“The Senate tax plan is a bad deal for the country and a bad deal for Louisiana. Like the House Republican tax plan, the tax cuts the Senate has proposed for the wealthiest among us would cause federal deficits to increase significantly,” said Jan Moller, Director of the Louisiana Budget Project. “This would set the stage for massive cuts to federal programs and services that serve seniors, veterans, children and people with disabilities.

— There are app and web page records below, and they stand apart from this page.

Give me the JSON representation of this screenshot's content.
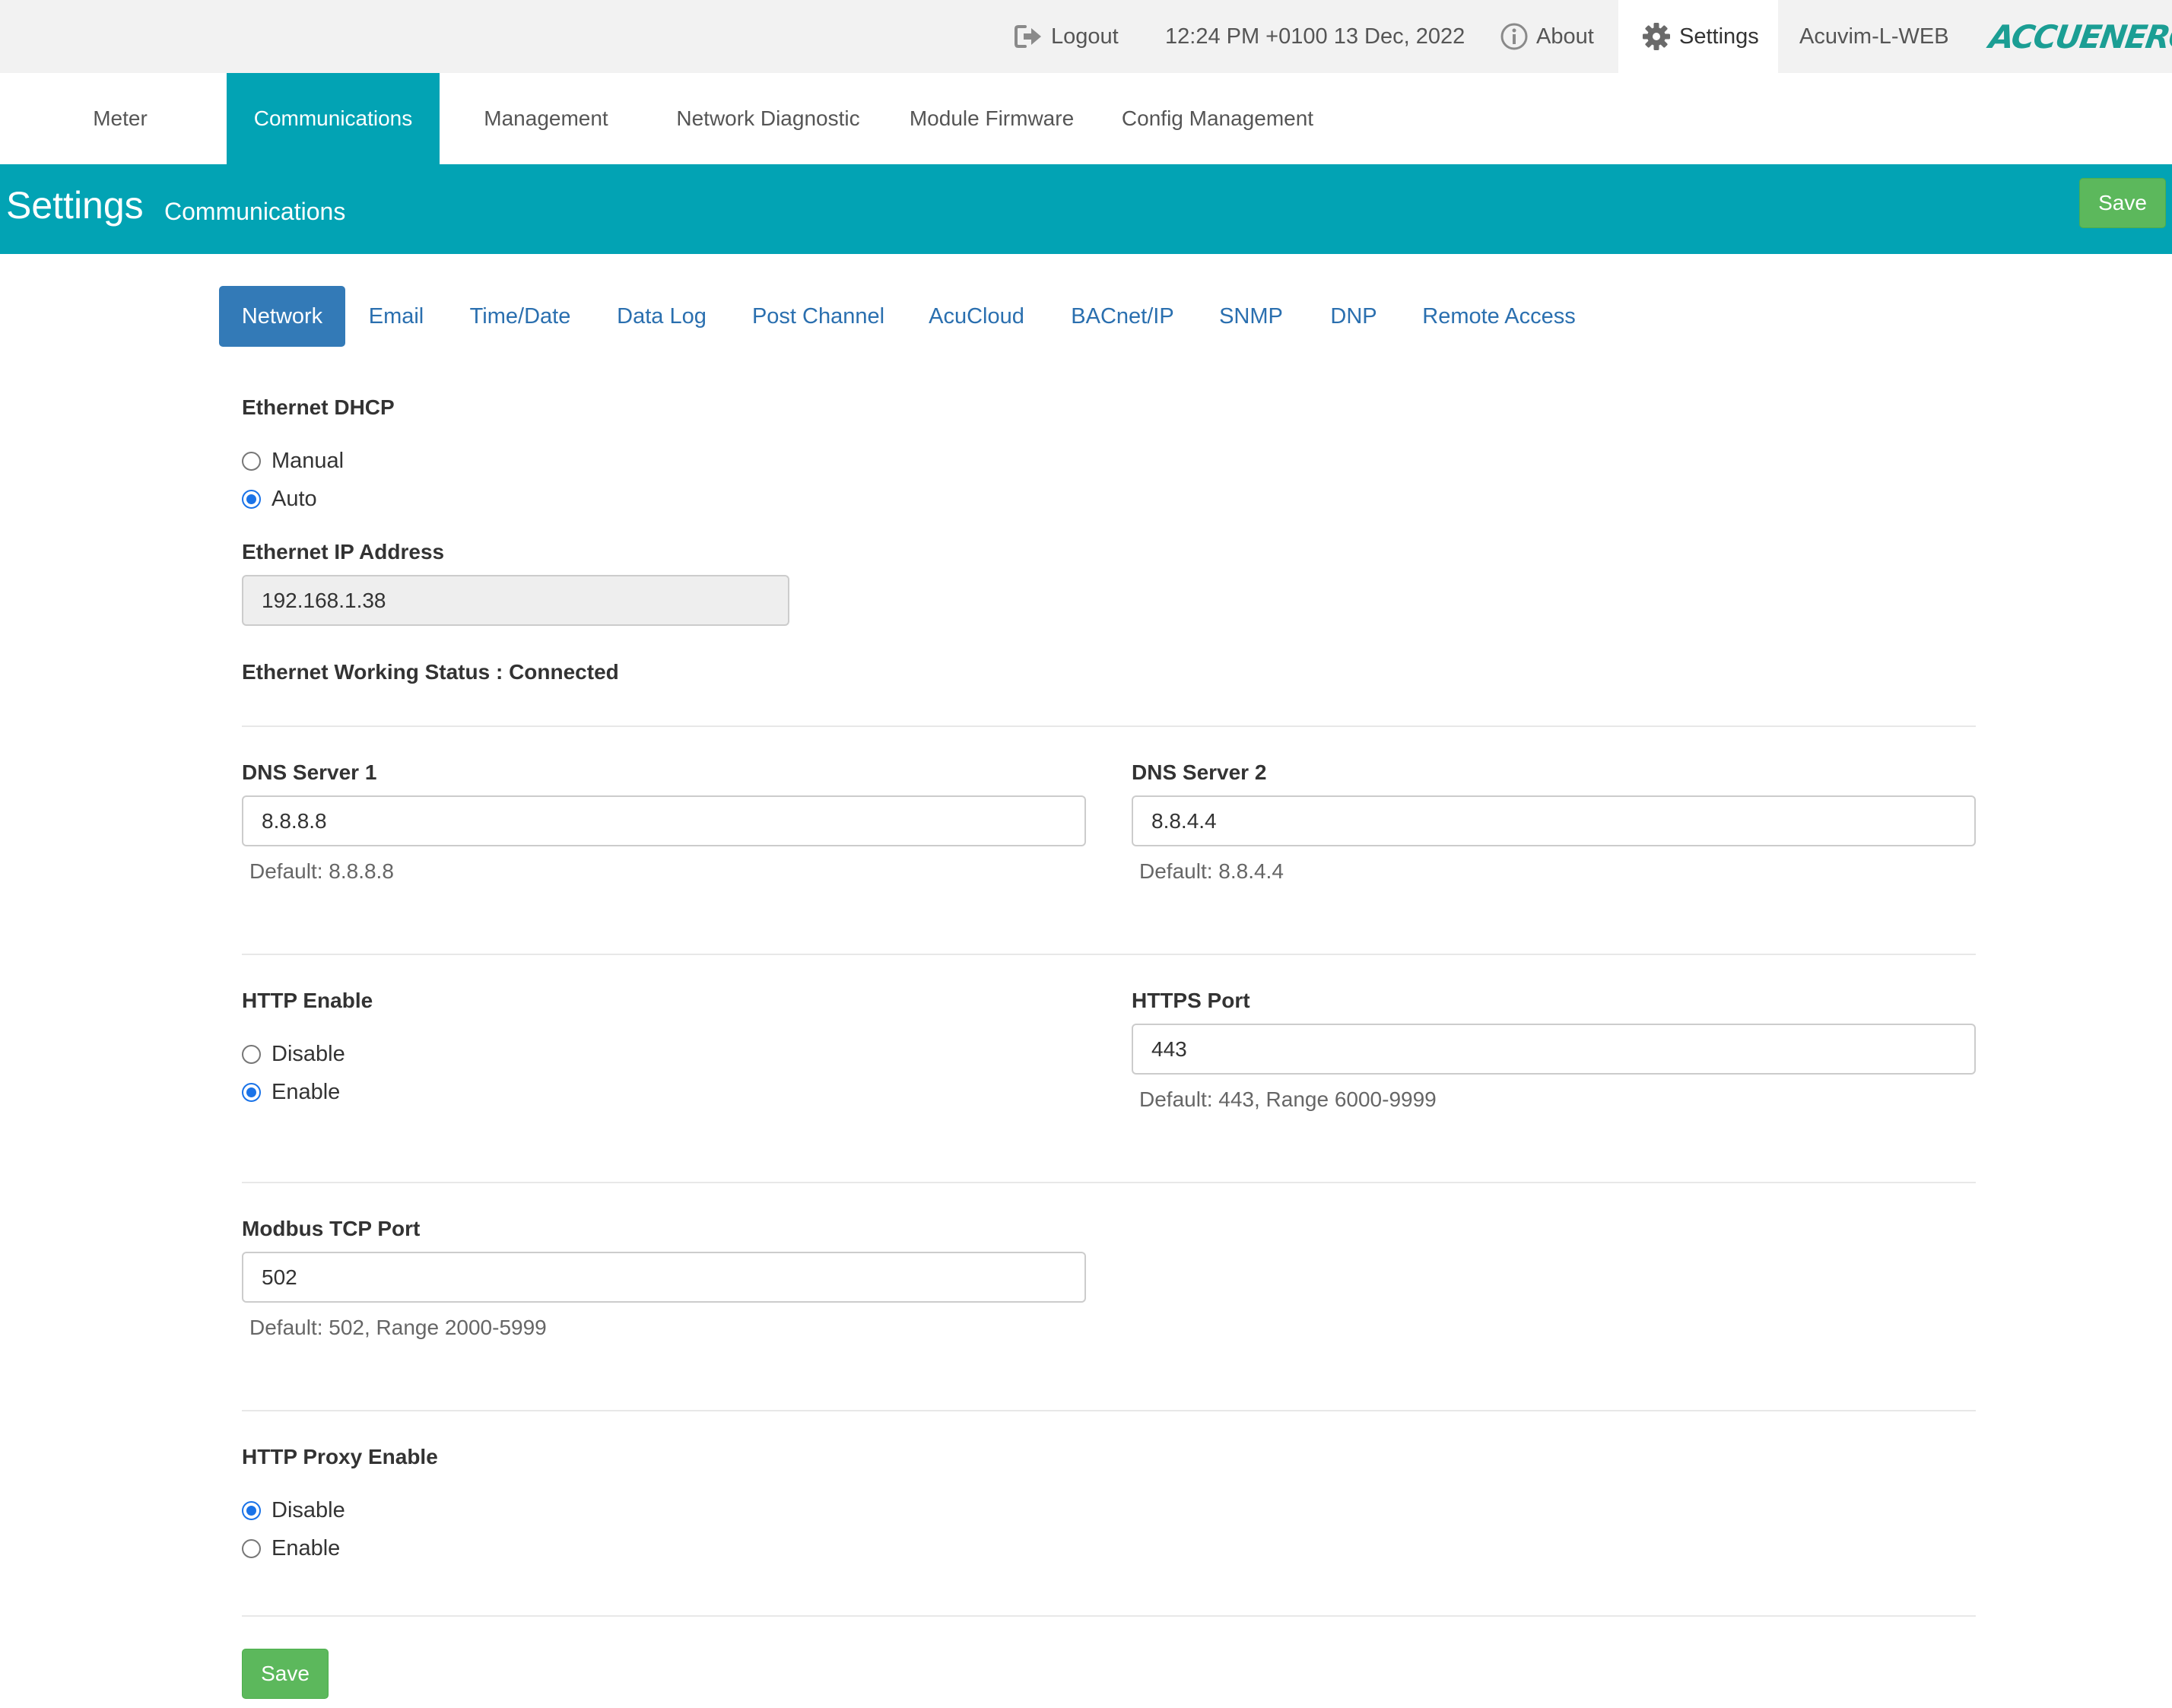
{
  "topbar": {
    "logout_label": "Logout",
    "datetime": "12:24 PM +0100 13 Dec, 2022",
    "about_label": "About",
    "settings_label": "Settings",
    "device_name": "Acuvim-L-WEB",
    "logo_text": "ACCUENERGY"
  },
  "nav": {
    "items": [
      {
        "label": "Meter"
      },
      {
        "label": "Communications"
      },
      {
        "label": "Management"
      },
      {
        "label": "Network Diagnostic"
      },
      {
        "label": "Module Firmware"
      },
      {
        "label": "Config Management"
      }
    ],
    "active": "Communications"
  },
  "header": {
    "title": "Settings",
    "subtitle": "Communications",
    "save_label": "Save"
  },
  "subtabs": {
    "items": [
      {
        "label": "Network"
      },
      {
        "label": "Email"
      },
      {
        "label": "Time/Date"
      },
      {
        "label": "Data Log"
      },
      {
        "label": "Post Channel"
      },
      {
        "label": "AcuCloud"
      },
      {
        "label": "BACnet/IP"
      },
      {
        "label": "SNMP"
      },
      {
        "label": "DNP"
      },
      {
        "label": "Remote Access"
      }
    ],
    "active": "Network"
  },
  "form": {
    "dhcp": {
      "label": "Ethernet DHCP",
      "options": [
        {
          "label": "Manual"
        },
        {
          "label": "Auto"
        }
      ],
      "selected": "Auto"
    },
    "ip": {
      "label": "Ethernet IP Address",
      "value": "192.168.1.38"
    },
    "status": {
      "text": "Ethernet Working Status : Connected"
    },
    "dns1": {
      "label": "DNS Server 1",
      "value": "8.8.8.8",
      "help": "Default: 8.8.8.8"
    },
    "dns2": {
      "label": "DNS Server 2",
      "value": "8.8.4.4",
      "help": "Default: 8.8.4.4"
    },
    "http_enable": {
      "label": "HTTP Enable",
      "options": [
        {
          "label": "Disable"
        },
        {
          "label": "Enable"
        }
      ],
      "selected": "Enable"
    },
    "https_port": {
      "label": "HTTPS Port",
      "value": "443",
      "help": "Default: 443, Range 6000-9999"
    },
    "modbus_port": {
      "label": "Modbus TCP Port",
      "value": "502",
      "help": "Default: 502, Range 2000-5999"
    },
    "proxy": {
      "label": "HTTP Proxy Enable",
      "options": [
        {
          "label": "Disable"
        },
        {
          "label": "Enable"
        }
      ],
      "selected": "Disable"
    },
    "save_label": "Save"
  },
  "colors": {
    "teal": "#02a3b4",
    "save_green": "#5cb85c",
    "tab_blue": "#337ab7",
    "link_blue": "#2a6faf",
    "radio_blue": "#1a73e8",
    "logo_teal": "#1b9e94"
  }
}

That is simply unacceptable.”

“What’s more, Senate leaders have decided to use the tax plan to undermine health care reform, which would raise premiums and and jeopardize the care that millions of Americans receive under the false guise of ‘reforming’ our country’s tax code,” Moller said.

The Center for American Progress estimates that 197,000 fewer Louisianans would have coverage by 2025 and the average Louisiana household would see its premium increase by $1,900 next year if the individual mandate is repealed. A coalition of 16 leading patient groups, including March of Dimes, the American Heart Association and the American Cancer Society Cancer Action Network, calls the bill “a step backwards for individuals and families.”

Additional analyses and resources regarding the Senate tax plan:

National analysis from the Tax Policy Center of how the Senate tax bill would affect people in different income groups

National Priorities Project 50-state analysis of what else the Senate bill’s tax cut for the richest 1 percent could buy

CBPP interactive map with state-level data on impact of revised Senate bill including total tax cut for the top 1 percent  by state and number of estates that will benefit from estate tax cut

CBO analysis and Vox article on how Senate tax plan would trigger $25 billion in Medicare cuts in additional cuts to other mandatory spending

CBPP’s Chuck Marr’s blog about how the Senate chose to make corporate tax cuts permanent while letting tax cuts for individuals expire in 2025

CBPP analysis of the Senate tax bill’s Child Tax Credit increase including the the number of children in each state (194,000 in Louisiana) who would receive only token help from the change

Letter from a powerful group of health providers opposing the repeal of the individual mandate in the Senate tax plan